───── AVAILABLE RECORDS ─────
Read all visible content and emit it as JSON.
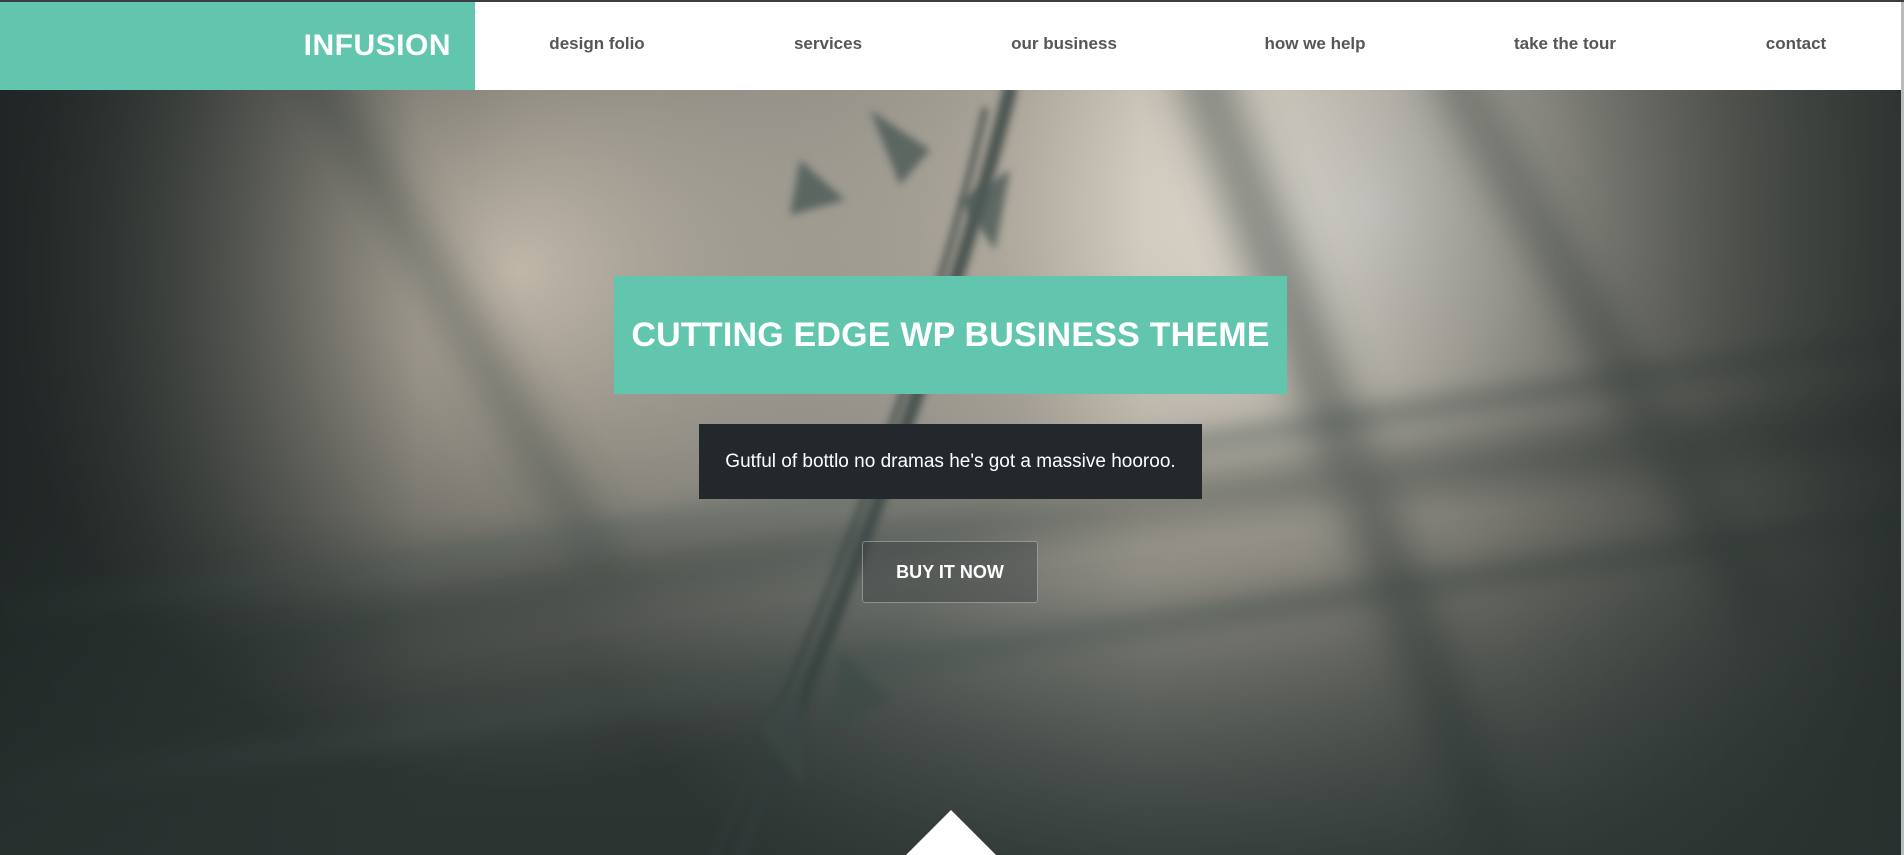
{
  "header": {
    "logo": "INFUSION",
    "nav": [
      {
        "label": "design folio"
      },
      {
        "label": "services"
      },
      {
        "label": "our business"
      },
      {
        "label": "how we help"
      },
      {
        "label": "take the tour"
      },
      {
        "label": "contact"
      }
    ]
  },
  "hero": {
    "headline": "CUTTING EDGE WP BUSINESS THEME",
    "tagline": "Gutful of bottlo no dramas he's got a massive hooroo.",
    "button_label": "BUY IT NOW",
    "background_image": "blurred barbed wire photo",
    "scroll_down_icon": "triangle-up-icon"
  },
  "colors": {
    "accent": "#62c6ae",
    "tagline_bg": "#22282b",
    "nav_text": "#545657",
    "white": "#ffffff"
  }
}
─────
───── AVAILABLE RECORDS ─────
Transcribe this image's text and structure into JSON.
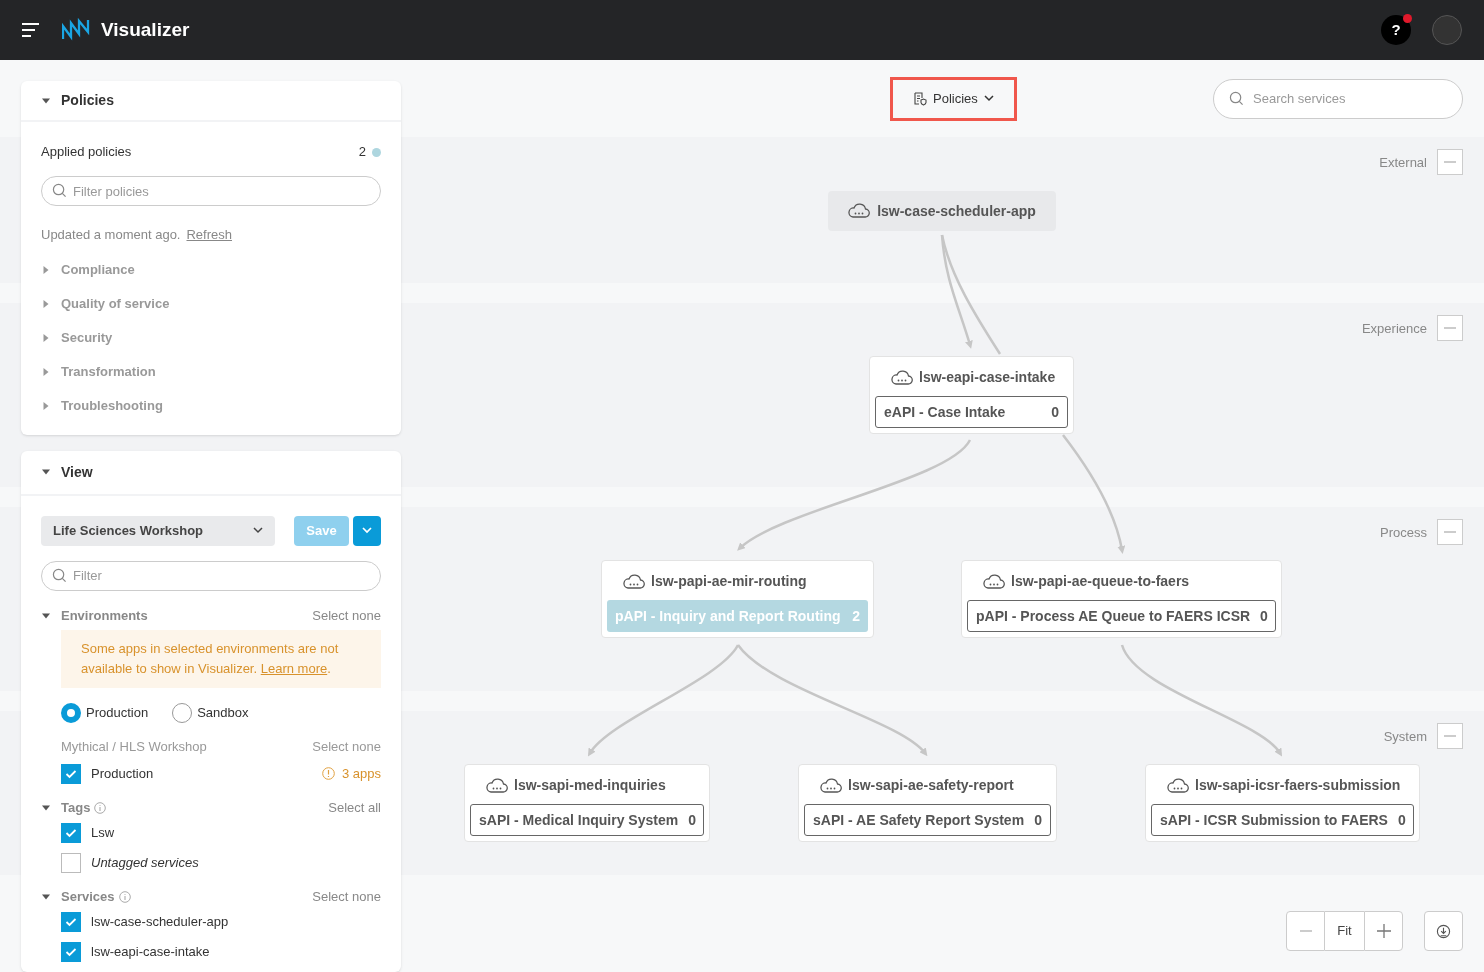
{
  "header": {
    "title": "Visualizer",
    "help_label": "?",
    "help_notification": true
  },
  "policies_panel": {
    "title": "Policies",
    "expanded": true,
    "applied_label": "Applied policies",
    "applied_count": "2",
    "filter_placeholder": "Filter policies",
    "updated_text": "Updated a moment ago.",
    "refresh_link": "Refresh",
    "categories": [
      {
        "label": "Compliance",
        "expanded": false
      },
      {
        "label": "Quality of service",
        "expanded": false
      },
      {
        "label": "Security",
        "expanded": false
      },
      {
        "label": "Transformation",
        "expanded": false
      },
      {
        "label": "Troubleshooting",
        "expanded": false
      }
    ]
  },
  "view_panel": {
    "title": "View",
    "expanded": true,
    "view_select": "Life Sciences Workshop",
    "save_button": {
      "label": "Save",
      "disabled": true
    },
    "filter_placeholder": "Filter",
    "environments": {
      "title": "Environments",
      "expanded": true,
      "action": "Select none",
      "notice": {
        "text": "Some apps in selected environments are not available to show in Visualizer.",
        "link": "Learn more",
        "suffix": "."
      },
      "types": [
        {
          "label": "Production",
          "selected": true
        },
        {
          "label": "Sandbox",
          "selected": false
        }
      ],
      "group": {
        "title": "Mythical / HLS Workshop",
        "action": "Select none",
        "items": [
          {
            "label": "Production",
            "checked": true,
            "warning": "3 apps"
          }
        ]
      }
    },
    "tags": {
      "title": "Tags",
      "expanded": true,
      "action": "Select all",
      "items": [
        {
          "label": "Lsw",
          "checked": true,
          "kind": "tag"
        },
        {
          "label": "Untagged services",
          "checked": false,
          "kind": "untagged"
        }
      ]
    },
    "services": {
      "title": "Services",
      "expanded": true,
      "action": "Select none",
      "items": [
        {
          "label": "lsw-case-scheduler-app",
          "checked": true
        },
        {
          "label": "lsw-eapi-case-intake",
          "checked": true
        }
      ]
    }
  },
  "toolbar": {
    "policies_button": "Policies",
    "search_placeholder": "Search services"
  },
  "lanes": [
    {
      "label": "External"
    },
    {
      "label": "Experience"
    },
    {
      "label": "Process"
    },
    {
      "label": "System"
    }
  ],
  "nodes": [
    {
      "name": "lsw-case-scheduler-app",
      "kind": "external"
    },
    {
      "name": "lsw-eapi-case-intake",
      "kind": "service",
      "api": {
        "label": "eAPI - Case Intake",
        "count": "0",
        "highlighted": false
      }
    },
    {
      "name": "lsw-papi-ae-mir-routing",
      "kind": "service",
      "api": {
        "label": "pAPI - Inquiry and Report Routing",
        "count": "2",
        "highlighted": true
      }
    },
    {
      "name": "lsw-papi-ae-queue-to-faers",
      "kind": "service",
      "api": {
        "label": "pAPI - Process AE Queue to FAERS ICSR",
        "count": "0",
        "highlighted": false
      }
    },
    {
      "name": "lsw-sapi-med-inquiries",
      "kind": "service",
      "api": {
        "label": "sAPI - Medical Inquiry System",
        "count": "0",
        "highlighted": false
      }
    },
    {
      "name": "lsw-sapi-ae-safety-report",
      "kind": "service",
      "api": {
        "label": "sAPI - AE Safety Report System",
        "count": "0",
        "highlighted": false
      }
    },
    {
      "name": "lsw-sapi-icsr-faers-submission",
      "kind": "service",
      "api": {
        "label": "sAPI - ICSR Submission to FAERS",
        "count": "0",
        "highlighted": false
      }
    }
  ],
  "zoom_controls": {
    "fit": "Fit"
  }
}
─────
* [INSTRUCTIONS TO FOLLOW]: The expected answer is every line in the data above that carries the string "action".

* [ANSWER SPACE]:
      "action": "Select none",
        "action": "Select none",
      "action": "Select all",
      "action": "Select none",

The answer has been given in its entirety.